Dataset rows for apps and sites
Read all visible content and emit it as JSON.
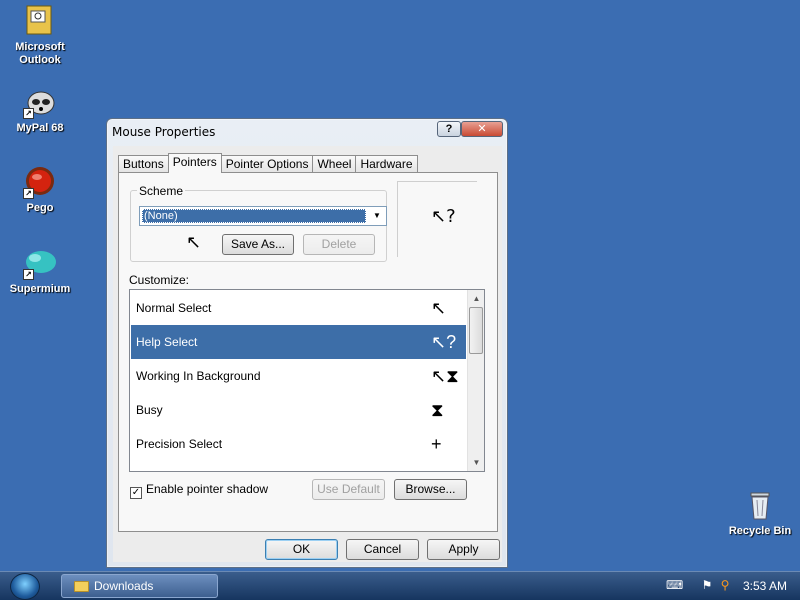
{
  "desktop": {
    "icons": [
      {
        "label_line1": "Microsoft",
        "label_line2": "Outlook",
        "icon": "outlook-icon"
      },
      {
        "label_line1": "MyPal 68",
        "label_line2": "",
        "icon": "raccoon-icon"
      },
      {
        "label_line1": "Pego",
        "label_line2": "",
        "icon": "red-orb-icon"
      },
      {
        "label_line1": "Supermium",
        "label_line2": "",
        "icon": "cloud-browser-icon"
      },
      {
        "label_line1": "Recycle Bin",
        "label_line2": "",
        "icon": "recycle-bin-icon"
      }
    ]
  },
  "dialog": {
    "title": "Mouse Properties",
    "help_glyph": "?",
    "close_glyph": "✕",
    "tabs": [
      "Buttons",
      "Pointers",
      "Pointer Options",
      "Wheel",
      "Hardware"
    ],
    "active_tab": "Pointers",
    "scheme": {
      "group_label": "Scheme",
      "selected": "(None)",
      "save_as": "Save As...",
      "delete": "Delete"
    },
    "customize_label": "Customize:",
    "pointers": [
      {
        "name": "Normal Select",
        "cursor": "arrow-cursor-icon",
        "glyph": "↖"
      },
      {
        "name": "Help Select",
        "cursor": "help-cursor-icon",
        "glyph": "↖?"
      },
      {
        "name": "Working In Background",
        "cursor": "working-cursor-icon",
        "glyph": "↖⧗"
      },
      {
        "name": "Busy",
        "cursor": "hourglass-cursor-icon",
        "glyph": "⧗"
      },
      {
        "name": "Precision Select",
        "cursor": "crosshair-cursor-icon",
        "glyph": "+"
      }
    ],
    "selected_pointer": "Help Select",
    "preview_glyph": "↖?",
    "enable_shadow_label": "Enable pointer shadow",
    "enable_shadow_checked": true,
    "use_default": "Use Default",
    "browse": "Browse...",
    "ok": "OK",
    "cancel": "Cancel",
    "apply": "Apply"
  },
  "taskbar": {
    "task_label": "Downloads",
    "clock": "3:53 AM"
  }
}
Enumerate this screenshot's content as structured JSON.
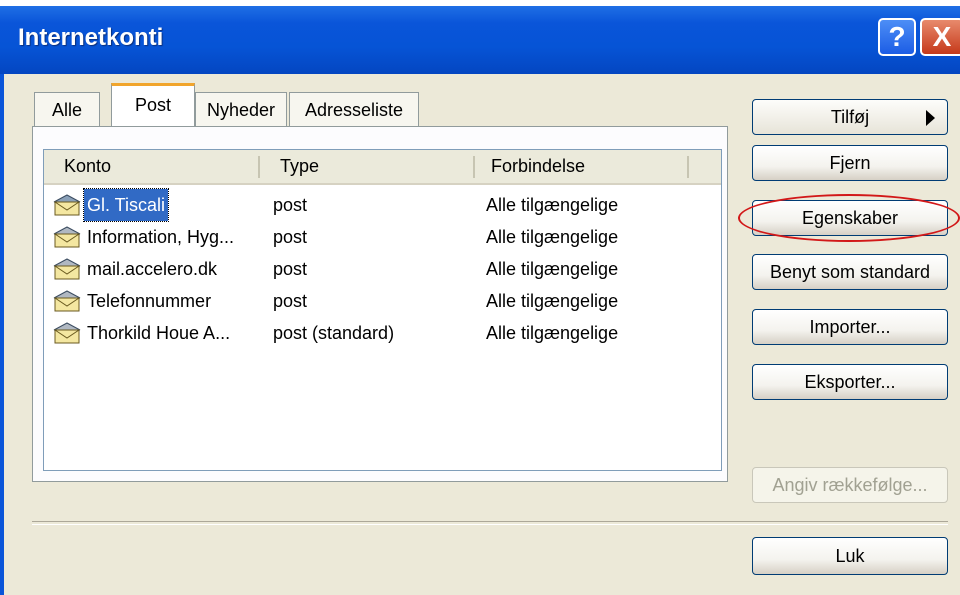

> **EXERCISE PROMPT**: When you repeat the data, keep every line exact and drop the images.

> **PROBLEM SOLUTION**:
Read all visible content and emit it as JSON.
{
  "desktop": {
    "icons": [
      {
        "label_line1": "Microsoft",
        "label_line2": "Outlook",
        "icon": "outlook-icon"
      },
      {
        "label_line1": "MyPal 68",
        "label_line2": "",
        "icon": "raccoon-icon"
      },
      {
        "label_line1": "Pego",
        "label_line2": "",
        "icon": "red-orb-icon"
      },
      {
        "label_line1": "Supermium",
        "label_line2": "",
        "icon": "cloud-browser-icon"
      },
      {
        "label_line1": "Recycle Bin",
        "label_line2": "",
        "icon": "recycle-bin-icon"
      }
    ]
  },
  "dialog": {
    "title": "Mouse Properties",
    "help_glyph": "?",
    "close_glyph": "✕",
    "tabs": [
      "Buttons",
      "Pointers",
      "Pointer Options",
      "Wheel",
      "Hardware"
    ],
    "active_tab": "Pointers",
    "scheme": {
      "group_label": "Scheme",
      "selected": "(None)",
      "save_as": "Save As...",
      "delete": "Delete"
    },
    "customize_label": "Customize:",
    "pointers": [
      {
        "name": "Normal Select",
        "cursor": "arrow-cursor-icon",
        "glyph": "↖"
      },
      {
        "name": "Help Select",
        "cursor": "help-cursor-icon",
        "glyph": "↖?"
      },
      {
        "name": "Working In Background",
        "cursor": "working-cursor-icon",
        "glyph": "↖⧗"
      },
      {
        "name": "Busy",
        "cursor": "hourglass-cursor-icon",
        "glyph": "⧗"
      },
      {
        "name": "Precision Select",
        "cursor": "crosshair-cursor-icon",
        "glyph": "+"
      }
    ],
    "selected_pointer": "Help Select",
    "preview_glyph": "↖?",
    "enable_shadow_label": "Enable pointer shadow",
    "enable_shadow_checked": true,
    "use_default": "Use Default",
    "browse": "Browse...",
    "ok": "OK",
    "cancel": "Cancel",
    "apply": "Apply"
  },
  "taskbar": {
    "task_label": "Downloads",
    "clock": "3:53 AM"
  }
}
Enumerate this screenshot's content as structured JSON.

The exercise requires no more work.